The Houses of Parliament will always symbolise our shared culture and history but it is a workplace that has, at times, struggled to keep pace with modernity and societal change. Some significant progress has been made but we must always adapt to changing times as New Brooms, a new Fabian Society pamphlet I’m pleased to have contributed to, points out.
As a mother of a young son, I know first-hand how the combined stresses of trying to mitigate the competing demands of being an MP and raising a family; complicated further by having a husband who is also a sitting MP.
As the EU Withdrawal Bill was navigating its way through committee stage, I was concerned by the amount of time needed to vote on various amendments as the day’s debate came to a close. Whilst it was only right that legislation of such significance was given protected time of 8 hours debate, with the following divisions taking on average around fifteen minutes each, successive divisions can mean we can vote for hours. If a time protected day were to fall on a Monday, this can see us sitting until past midnight as we did on Monday 4th December where voting went on until 1am.
Clerks, security guards and staff that run the catering facilities, amongst many others, are also usually working as long as the House is sitting. These members of the Westminster community will also have demands on their time due to family commitments and we should factor in their hard work when discussing reform too.

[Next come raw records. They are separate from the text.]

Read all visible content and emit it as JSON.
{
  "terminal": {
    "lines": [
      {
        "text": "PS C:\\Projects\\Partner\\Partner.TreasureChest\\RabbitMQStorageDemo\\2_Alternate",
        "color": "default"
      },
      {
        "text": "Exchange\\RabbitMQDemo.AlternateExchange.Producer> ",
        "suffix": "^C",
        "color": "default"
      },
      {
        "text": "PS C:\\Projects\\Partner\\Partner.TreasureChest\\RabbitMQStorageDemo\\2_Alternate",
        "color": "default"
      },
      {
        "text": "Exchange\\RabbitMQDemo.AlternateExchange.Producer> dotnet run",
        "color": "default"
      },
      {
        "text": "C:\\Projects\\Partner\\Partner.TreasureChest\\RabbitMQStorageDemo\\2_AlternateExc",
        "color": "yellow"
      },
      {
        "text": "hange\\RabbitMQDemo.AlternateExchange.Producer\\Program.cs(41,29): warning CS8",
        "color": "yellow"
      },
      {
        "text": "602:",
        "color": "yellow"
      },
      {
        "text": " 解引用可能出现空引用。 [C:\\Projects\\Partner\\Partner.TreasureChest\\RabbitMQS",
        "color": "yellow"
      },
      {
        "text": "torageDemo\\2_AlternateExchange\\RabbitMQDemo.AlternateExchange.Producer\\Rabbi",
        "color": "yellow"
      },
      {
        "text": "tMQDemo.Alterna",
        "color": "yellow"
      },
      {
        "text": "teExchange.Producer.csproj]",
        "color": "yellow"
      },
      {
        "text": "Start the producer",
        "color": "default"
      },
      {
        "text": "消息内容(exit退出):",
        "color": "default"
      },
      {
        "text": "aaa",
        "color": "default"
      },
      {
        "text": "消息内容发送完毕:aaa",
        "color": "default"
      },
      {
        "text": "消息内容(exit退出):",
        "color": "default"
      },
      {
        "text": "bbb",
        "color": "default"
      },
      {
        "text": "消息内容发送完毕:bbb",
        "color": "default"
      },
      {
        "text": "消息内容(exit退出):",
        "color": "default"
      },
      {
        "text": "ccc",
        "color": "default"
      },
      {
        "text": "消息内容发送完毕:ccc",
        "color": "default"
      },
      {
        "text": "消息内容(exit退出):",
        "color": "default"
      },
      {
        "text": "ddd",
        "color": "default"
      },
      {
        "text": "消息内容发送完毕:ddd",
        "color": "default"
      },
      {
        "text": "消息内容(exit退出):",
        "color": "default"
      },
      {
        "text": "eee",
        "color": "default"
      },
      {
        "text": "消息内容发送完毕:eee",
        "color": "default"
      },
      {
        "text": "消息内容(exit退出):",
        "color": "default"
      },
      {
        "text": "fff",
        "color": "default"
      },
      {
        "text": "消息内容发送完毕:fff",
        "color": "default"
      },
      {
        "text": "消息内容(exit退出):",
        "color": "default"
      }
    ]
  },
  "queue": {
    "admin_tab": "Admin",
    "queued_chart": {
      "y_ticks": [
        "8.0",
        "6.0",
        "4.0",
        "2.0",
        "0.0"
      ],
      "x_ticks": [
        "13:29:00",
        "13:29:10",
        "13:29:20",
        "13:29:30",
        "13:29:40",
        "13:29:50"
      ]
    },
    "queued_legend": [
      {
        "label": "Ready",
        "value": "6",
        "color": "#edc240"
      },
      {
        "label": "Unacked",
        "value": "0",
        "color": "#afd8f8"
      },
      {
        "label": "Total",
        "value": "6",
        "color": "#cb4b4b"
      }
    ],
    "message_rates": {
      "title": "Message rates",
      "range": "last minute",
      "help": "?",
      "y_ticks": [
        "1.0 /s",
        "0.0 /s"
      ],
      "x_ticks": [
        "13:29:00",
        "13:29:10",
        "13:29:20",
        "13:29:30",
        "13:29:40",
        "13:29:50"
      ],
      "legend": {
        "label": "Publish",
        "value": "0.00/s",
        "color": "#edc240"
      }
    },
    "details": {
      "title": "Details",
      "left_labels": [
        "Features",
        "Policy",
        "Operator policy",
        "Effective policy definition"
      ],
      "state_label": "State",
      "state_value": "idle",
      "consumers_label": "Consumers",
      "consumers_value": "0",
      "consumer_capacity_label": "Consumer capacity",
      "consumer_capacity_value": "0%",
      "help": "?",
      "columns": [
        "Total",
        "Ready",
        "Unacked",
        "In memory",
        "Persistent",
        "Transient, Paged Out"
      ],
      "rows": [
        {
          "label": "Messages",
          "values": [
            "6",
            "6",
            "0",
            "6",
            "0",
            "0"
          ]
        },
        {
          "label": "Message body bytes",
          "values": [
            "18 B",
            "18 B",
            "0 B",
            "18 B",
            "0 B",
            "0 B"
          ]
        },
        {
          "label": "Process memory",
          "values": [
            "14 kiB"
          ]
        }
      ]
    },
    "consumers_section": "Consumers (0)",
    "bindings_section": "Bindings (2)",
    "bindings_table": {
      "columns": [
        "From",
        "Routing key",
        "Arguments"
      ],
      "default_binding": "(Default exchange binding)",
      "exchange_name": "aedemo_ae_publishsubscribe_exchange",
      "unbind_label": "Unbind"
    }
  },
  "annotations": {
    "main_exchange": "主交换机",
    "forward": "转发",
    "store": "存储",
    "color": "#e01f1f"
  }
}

Whilst I am fully in favour of the physical act of attending the voting lobby – therefore against the implementation of remote electronic voting – I believe we must look at reducing the amount of time spent on voting at the end of long days of debate, particularly when there are multiple votes.
In recent years, clerks have switched from a paper based form to an iPad-style of vote counting. We can utilise this technological improvement and move to a system where multiple votes can be registered at the same time. Of course, this would not be possible if votes were contingent on one another but multiple vote scenarios would be reduced into something determined in a matter of minutes rather than hours.
Mondays are the most difficult days when timetabled with protected time debates as the House does not sit until 2.30pm. Ignoring any potential urgent questions or statements, an eight-hour debate would see the House sit until at least 11.30pm – an hour later than is normal for a Monday. Whilst events like these are rare, the effect it has upon members with children is noticeable. We must do all we can to make parliament easier for parents because, at present, I am not confident that Monday sittings would be considered family-friendly by most standards.
Thursdays are usually used for backbench business and general debates and are usually categorised by party whips as a ‘one liner’. Current business arrangements on Thursdays provide a fantastic platform for having discussions in the Chamber that might not otherwise be given time on the floor of the House, but given the earlier start of 09.30 and an earlier finish compared with other sitting days, I feel they are often underused as a day for debating legislation. When we debate key pieces of legislation, I believe we should consider a switch of timetabling so that backbench business can be debated on a Monday and scrutiny of bills can move to Thursdays.
I recognise that some of my colleagues who represent areas outside of London often try to travel back to their constituencies on Thursdays, but if main proceedings were to conclude by 5pm, as is the norm for Thursday sittings, I am confident that they would still be able to travel afterwards. This would help maintain the balance between our commitments at Westminster and in our constituencies. Any reform to parliament must be careful not to add any more to the idea of a ‘Westminster bubble’.
Many of my fellow intake of MPs have liaised with the Speaker to establish a dialogue on further ways we can improve accessibility for those who have children with them whilst on the estate. I wrote to Mr Speaker with the suggestion that the car park should be provided with parent and child parking bays to facilitate speedier exits after long days at work. I’m pleased to say that my suggestion was well received and I am hopeful that ideas such as this can be easily enacted in the future.
As a building, Parliament’s history is rich and varied but as an institution it has struggled to adapt to the modern world. I am confident that it has already come this far and has the distinct ability to lead the way and rise above other parliaments around the world to become a truly modern, progressive and inviting workplace for all.
This essay is taken from New Brooms, a Fabian Society pamphlet edited by James Frith MP and supported by The Joseph Rowntree Reform Trust.